We reached a crosspath curiously labeled “Quatre Chemins.” Then out of nowhere another local guide emerged all smiles and ready to take us to the quarry! He had been there since early morning locating the troop of elusive black-and-white ruffed. He was obviously elated with success. I was exhausted. I was at least ten years older than the other five.

We literally slid down one deep ravine and then tip-toed over logs thrown over streams only to have to climb another hillside. I finally aborted. It was a first for me. I’m not ashamed. Age does it. I’ve seen more of Africa than most explorers. I wandered back down the trail on my own at a greatly reduced pace, confidently sending the three local guides with the remaining five.

I had magnificent birding, now that I was alone. Three different kinds of vanga circled around me. I watched the courtship of a paradise fly catcher and at one point a blue coua seemed to practically land on my head!

Meanwhile, the core of our group scaled the last nearly vertical hillside, pulling themselves up by the roots of the jungle. Cathy slipped and gave everyone a start, but she was an incredible trooper and also made it to the top with the others.

Little can compare to Madagascar in the wild. Isolation for millions of years has created an ecology unique to earth. It’s an important trip for anyone who truly wants to understand the wilderness of our planet.

But Madagascar isn’t easy to do. Accommodations are poor. Urban areas are congested, impoverished and polluted. Roads are horrible. Its airline is notoriously inadequate and unreliable. Finally, to fully appreciate how wild this place is, considerable physical exertion is required.

Virtually all visitors to Madagascar see a variety of lemurs in private, contained reserves.
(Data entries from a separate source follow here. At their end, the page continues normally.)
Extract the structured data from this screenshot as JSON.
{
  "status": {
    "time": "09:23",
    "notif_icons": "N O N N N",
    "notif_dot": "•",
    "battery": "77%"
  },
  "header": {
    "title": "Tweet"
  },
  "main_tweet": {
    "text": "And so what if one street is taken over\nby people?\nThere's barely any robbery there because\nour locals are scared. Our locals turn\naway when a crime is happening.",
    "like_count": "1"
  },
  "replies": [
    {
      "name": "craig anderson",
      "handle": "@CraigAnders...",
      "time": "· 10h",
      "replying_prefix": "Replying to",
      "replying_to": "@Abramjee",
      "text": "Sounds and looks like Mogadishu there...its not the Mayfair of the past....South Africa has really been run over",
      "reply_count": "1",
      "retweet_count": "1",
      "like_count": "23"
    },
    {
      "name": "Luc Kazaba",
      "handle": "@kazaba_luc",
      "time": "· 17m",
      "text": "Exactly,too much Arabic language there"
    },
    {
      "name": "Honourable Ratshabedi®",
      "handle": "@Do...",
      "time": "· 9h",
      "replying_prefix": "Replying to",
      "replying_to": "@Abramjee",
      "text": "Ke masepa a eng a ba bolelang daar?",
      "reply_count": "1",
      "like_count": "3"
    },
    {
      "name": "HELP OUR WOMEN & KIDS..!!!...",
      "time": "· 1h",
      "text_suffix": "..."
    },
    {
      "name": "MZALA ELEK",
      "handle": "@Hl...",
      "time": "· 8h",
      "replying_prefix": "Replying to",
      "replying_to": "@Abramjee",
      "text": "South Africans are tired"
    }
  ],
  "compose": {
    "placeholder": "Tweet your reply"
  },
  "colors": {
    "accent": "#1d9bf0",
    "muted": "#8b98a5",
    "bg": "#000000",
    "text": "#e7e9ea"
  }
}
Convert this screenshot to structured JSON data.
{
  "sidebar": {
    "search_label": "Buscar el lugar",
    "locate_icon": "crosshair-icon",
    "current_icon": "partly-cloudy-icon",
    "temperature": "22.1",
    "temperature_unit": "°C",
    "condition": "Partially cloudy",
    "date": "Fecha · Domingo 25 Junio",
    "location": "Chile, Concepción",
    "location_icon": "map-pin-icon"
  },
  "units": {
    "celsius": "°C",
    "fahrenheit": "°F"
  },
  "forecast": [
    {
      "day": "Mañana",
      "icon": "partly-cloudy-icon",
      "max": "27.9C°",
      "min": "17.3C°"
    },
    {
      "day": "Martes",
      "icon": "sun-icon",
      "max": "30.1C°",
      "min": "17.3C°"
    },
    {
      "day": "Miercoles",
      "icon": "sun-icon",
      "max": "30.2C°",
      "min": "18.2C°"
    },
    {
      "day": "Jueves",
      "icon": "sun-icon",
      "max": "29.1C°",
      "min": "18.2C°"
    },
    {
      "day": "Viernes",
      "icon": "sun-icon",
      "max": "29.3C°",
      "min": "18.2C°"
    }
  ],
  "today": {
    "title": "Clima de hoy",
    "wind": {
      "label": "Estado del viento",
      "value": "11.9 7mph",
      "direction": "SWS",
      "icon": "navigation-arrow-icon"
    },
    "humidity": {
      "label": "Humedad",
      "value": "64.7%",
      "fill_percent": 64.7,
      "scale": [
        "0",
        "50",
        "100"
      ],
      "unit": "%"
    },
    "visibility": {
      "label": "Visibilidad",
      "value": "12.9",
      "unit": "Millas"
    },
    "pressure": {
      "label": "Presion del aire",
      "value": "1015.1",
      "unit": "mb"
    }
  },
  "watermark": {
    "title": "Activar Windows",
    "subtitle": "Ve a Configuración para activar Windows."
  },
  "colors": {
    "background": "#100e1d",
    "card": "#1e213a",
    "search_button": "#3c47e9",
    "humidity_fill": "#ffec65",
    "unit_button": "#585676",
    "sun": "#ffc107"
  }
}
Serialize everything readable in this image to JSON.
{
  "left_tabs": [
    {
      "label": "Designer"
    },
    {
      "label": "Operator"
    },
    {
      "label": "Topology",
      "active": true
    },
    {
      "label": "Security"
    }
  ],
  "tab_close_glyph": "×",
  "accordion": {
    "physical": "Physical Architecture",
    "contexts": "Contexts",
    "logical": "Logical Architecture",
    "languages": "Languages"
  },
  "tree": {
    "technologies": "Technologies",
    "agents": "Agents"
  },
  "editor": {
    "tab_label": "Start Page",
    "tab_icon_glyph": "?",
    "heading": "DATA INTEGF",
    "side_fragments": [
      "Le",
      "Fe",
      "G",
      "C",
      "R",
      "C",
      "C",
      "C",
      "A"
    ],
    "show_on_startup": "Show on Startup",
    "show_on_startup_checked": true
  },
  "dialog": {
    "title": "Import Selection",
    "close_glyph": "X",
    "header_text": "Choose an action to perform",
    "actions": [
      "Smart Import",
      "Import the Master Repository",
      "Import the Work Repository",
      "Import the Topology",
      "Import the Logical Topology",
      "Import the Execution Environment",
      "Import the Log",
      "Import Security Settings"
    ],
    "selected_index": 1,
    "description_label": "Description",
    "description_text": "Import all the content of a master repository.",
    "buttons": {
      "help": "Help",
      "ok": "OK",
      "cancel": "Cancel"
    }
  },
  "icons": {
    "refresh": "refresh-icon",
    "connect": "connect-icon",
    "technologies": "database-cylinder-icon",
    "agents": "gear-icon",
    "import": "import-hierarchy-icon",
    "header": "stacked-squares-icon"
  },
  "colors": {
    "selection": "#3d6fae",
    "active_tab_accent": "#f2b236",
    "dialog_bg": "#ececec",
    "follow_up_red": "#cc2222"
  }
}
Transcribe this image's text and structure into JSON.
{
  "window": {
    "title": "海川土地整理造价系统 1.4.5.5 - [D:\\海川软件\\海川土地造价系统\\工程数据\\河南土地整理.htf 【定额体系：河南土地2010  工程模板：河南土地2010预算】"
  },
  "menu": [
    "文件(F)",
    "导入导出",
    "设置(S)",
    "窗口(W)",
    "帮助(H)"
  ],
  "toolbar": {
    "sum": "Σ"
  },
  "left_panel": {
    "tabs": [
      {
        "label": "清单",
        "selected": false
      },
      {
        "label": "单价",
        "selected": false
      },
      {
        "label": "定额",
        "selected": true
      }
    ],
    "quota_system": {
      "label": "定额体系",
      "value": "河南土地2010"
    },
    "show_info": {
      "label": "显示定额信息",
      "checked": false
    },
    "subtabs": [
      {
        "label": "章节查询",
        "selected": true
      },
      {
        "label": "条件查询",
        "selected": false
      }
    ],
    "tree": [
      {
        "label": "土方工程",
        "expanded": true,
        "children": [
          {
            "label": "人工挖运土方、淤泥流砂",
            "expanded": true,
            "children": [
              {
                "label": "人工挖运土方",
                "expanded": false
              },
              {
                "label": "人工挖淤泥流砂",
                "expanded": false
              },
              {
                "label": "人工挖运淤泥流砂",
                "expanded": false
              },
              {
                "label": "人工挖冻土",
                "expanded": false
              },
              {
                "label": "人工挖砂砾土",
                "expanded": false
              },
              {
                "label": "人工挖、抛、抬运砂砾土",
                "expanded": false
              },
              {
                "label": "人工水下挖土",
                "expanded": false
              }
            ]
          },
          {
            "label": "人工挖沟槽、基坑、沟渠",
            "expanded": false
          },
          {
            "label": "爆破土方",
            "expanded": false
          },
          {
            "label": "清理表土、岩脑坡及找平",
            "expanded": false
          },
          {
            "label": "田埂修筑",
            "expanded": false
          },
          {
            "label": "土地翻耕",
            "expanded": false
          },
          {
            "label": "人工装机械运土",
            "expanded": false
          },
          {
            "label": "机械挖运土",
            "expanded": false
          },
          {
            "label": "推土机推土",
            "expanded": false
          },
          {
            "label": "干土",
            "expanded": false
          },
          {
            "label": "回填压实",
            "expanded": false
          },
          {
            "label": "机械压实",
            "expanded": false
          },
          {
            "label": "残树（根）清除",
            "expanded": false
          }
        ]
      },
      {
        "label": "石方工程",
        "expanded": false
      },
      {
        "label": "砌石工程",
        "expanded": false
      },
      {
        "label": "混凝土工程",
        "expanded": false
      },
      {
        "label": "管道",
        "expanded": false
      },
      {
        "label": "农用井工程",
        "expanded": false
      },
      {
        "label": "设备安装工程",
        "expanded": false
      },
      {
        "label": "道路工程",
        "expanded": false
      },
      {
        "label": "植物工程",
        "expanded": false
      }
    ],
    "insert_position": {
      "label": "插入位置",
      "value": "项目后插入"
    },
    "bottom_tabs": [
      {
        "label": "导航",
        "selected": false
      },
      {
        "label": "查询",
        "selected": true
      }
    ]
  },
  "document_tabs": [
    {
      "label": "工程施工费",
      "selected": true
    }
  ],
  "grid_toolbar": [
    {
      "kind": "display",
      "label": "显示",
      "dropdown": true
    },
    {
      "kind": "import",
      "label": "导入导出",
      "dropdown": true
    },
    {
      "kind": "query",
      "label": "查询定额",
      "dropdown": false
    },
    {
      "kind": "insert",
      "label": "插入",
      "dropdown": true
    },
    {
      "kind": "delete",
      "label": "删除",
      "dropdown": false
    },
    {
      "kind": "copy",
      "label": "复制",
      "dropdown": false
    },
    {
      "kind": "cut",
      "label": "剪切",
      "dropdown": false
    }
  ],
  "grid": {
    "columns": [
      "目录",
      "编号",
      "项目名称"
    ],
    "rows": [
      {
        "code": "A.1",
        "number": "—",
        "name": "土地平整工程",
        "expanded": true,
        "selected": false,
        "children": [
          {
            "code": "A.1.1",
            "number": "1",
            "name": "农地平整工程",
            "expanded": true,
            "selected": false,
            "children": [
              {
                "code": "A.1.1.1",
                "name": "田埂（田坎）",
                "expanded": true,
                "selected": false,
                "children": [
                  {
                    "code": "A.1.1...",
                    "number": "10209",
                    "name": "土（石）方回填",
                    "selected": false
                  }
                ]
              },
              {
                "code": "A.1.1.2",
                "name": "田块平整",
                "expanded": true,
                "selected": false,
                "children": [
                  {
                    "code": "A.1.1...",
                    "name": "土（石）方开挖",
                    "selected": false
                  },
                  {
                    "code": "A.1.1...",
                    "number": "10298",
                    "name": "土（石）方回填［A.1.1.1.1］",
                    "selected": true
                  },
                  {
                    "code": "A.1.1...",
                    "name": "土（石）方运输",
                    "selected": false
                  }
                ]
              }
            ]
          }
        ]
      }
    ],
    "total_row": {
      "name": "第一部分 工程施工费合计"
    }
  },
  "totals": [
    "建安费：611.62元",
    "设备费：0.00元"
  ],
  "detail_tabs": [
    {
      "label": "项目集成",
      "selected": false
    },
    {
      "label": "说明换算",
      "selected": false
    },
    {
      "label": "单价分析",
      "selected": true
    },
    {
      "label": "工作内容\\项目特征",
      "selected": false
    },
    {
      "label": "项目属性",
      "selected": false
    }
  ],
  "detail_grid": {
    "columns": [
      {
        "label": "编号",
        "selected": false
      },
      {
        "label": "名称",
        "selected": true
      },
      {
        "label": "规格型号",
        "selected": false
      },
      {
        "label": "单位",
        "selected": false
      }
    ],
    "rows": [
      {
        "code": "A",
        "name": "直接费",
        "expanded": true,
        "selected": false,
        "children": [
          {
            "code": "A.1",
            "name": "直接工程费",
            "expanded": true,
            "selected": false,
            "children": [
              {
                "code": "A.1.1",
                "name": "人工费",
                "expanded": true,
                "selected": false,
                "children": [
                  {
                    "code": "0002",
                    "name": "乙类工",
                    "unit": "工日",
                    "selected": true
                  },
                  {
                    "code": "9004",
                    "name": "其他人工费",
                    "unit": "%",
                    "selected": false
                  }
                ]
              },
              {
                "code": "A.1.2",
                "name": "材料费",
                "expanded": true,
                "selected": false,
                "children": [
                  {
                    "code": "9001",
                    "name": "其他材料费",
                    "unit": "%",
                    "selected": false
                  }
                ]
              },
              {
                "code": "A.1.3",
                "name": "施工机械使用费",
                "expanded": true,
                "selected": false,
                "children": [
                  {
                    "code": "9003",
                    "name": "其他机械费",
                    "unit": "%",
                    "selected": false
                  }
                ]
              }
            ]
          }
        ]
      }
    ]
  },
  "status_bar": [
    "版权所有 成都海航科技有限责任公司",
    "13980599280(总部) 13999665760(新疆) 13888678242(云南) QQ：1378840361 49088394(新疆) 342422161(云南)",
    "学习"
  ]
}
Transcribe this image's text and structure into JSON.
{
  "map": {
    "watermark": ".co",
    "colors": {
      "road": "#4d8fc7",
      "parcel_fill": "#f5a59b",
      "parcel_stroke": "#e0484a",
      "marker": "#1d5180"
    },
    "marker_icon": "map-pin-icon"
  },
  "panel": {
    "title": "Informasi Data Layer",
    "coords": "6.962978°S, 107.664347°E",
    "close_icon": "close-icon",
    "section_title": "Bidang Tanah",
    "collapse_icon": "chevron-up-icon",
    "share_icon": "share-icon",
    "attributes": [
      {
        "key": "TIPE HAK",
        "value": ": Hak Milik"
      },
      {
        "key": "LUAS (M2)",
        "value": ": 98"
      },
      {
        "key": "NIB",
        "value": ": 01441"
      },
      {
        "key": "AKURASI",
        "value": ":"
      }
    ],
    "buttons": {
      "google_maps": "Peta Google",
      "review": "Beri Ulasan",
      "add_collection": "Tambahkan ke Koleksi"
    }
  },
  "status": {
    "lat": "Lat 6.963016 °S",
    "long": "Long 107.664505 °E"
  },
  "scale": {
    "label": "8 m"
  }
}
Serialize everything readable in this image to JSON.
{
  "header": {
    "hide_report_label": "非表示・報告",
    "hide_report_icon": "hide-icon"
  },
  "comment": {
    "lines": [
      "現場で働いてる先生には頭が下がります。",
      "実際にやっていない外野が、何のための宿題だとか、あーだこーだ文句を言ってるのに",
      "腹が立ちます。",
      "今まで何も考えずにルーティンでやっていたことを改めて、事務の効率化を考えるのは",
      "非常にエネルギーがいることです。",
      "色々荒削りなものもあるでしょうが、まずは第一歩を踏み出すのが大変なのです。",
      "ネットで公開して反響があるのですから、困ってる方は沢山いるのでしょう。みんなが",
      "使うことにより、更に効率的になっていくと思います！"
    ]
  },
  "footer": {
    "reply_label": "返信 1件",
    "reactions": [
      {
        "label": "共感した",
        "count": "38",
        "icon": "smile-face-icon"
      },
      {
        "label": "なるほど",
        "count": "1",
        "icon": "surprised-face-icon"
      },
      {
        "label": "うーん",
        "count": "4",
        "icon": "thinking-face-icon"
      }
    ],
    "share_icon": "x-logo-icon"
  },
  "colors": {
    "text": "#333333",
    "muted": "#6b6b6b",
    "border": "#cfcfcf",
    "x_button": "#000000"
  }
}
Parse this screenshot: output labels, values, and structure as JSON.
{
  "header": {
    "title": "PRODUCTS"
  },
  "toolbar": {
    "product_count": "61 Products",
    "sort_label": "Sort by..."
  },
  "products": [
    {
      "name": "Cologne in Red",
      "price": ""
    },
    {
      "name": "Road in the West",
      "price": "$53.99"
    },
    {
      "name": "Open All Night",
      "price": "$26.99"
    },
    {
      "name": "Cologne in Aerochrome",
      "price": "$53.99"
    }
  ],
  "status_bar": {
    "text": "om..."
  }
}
But Daniel and Roger Pomerantz, Cathy Colt, Susan Zaneti and Chris Zirafi saw them in the grand, primeval forest miles from everywhere. They persevered and struggled physically probably beyond what they thought they could do. But I know how they feel having made it. They’re among the very few who stepped into the very distant natural world of the elusive black-and-white, experiencing wonders most of us will never will.